The company says it’s been able to halt the attacks, but that in the meantime the hackers were able to gather passwords for the entire staff and gain access to 53 computers.
They also gained access to the email accounts of the paper’s Shanghai bureau chief, David Barboza, and former Beijing bureau chief Jim Yardley. No customer data was accessed.
The paper’s not entirely sure about the mitivation of the attacks, which followed an investigation, published last October, into the financial dealings of prime minister Wen Jiabo’s relatives.
But, says Jill Abramson, executive editor of The Times, “Computer security experts found no evidence that sensitive emails or files from the reporting of our articles about the Wen family were accessed, downloaded or copied.”
However, the attackers appeared to be looking for the names pf people who had helped the paper with its investigation. There was no attempt to try and shut the paper’s systems down.
“They could have wreaked havoc on our systems,” says Marc Frons, the Times’s chief information officer. “But that was not what they were after.”
To disguise the source of the attacks, the hackers routed them through several universities, a tactic that Chinese hackers have used before. It’s not known how they gained access, although the Times suspects a spear-phishing attack, with an absent-minded staffer clicking on a link.
Around 45 pieces of malware were discovered, of which only one was detected by the paper’s Symantec security system.

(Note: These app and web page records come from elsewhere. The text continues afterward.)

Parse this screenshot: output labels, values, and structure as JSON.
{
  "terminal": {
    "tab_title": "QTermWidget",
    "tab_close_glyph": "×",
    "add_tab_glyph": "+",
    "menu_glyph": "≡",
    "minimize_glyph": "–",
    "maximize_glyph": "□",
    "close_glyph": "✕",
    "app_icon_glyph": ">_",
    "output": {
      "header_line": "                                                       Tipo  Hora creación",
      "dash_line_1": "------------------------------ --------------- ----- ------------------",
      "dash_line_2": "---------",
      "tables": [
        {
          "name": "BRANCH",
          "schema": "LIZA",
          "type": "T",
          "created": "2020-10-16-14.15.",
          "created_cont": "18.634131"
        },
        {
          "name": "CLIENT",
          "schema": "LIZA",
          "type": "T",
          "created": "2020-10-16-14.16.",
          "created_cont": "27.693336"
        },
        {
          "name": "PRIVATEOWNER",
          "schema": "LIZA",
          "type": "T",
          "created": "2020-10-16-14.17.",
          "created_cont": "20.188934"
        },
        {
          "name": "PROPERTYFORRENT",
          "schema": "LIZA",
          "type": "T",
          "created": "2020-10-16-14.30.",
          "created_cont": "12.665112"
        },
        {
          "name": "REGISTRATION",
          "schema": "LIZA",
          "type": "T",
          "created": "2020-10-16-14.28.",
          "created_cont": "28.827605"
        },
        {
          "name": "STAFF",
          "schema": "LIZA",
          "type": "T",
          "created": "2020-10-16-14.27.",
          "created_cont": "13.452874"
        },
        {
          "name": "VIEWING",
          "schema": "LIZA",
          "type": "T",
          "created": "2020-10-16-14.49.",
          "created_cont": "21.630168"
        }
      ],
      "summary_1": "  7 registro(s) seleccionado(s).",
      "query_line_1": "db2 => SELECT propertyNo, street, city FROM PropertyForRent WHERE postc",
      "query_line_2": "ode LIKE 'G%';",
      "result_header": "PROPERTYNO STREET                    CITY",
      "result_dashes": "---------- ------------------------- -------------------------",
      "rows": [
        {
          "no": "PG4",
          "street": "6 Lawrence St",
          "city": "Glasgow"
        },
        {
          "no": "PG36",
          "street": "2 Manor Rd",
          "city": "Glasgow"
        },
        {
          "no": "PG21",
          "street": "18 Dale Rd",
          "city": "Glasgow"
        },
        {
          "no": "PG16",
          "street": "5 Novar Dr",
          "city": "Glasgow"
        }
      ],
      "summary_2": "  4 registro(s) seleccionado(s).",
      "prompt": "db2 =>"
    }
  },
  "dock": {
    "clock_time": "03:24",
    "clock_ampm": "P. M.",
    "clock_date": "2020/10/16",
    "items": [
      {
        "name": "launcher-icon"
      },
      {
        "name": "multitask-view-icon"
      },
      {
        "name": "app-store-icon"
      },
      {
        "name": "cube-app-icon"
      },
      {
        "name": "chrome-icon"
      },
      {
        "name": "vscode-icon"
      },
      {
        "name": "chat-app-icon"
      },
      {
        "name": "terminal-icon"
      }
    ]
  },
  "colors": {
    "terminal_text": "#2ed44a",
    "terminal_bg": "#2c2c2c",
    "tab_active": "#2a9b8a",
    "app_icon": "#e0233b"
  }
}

The paper was, though, on the alert for atttacks, having been indirectly warned by Chinese officials that its investigation would ‘have consequences’.
The paper says it’s braced for further attacks.